Today’s college-related post is based on what a student asked me recently, “Do you want me to fail? ” My short answer is “no.”
The person in question is one of my online-only students; I will never met him. Still, it is not my wish to fail the individual. It is my goal to teach him how to write.
He wrote a paper recently that received a 49 out of 100 points, so it certainly seems as if I wish him ill, but let me explain how he went so far astray. First, he did not follow the directions, so his format was totally off base (he had been given an example paper to follow, but he chose to ignore it). Next, he took his research references (he used the absolute minimum required) and dumped the information into his paper. This lead to almost page-long paragraphs, which are dreadful on the eyes. Next, he made no effort to analyze the information, which was required. The paper had no introduction and no conclusion. Finally, what was supposed to be a APA-formatted Reference page was just a bunch of website addresses, with no format at all.
Was I making him fail? No, he was doing pretty good at that all by himself.
Discussion board postings were another issue. The requirement was for two five-sentence paragraphs as a minimum for both initial threads and replies. I was lucky to get two to three sentences out of him, one of which was usually “good post.” Every one of his postings got feedback from me; none of them were changed, even though I gave him 24 hours per posting to fix them.
Do I sit up at night, working on ways to make him fail?

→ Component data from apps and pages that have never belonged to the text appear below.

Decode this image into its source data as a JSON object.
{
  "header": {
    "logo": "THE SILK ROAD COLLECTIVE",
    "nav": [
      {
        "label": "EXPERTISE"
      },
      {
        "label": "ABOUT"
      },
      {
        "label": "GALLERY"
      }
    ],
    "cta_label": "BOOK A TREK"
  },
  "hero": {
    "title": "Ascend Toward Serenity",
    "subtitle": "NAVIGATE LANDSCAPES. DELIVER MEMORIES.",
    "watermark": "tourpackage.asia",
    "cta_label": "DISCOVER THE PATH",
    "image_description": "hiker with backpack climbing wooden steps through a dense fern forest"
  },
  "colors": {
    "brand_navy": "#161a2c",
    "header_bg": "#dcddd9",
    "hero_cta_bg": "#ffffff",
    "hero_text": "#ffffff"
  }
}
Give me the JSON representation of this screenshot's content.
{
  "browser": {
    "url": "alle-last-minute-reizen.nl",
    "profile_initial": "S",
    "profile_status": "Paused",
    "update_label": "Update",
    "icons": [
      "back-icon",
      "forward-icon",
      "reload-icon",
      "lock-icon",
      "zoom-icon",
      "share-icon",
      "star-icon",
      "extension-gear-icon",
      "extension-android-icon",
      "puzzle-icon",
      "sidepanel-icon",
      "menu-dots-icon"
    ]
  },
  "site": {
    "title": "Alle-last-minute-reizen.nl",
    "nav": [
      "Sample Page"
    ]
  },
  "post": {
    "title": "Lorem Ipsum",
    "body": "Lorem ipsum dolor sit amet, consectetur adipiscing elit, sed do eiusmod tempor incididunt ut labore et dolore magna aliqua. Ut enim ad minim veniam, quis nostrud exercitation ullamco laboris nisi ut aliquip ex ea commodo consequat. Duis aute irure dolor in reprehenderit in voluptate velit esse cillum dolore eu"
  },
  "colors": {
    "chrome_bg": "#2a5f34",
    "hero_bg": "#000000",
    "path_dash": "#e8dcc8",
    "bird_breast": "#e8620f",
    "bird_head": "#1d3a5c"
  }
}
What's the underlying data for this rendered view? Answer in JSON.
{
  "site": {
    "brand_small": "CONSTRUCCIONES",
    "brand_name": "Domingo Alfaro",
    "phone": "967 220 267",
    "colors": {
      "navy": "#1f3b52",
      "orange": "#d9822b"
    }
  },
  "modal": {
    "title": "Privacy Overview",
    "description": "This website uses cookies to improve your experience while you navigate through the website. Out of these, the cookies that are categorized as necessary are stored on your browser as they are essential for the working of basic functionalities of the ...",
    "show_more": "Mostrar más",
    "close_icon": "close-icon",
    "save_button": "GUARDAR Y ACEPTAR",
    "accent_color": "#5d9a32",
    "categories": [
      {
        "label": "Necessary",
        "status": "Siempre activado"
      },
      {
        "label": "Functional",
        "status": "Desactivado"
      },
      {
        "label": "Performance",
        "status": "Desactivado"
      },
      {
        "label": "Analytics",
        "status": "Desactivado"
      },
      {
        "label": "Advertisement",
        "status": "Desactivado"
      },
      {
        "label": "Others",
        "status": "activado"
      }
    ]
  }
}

Nope. I would love it if he passed with flying colors. The ball, however, is in his court.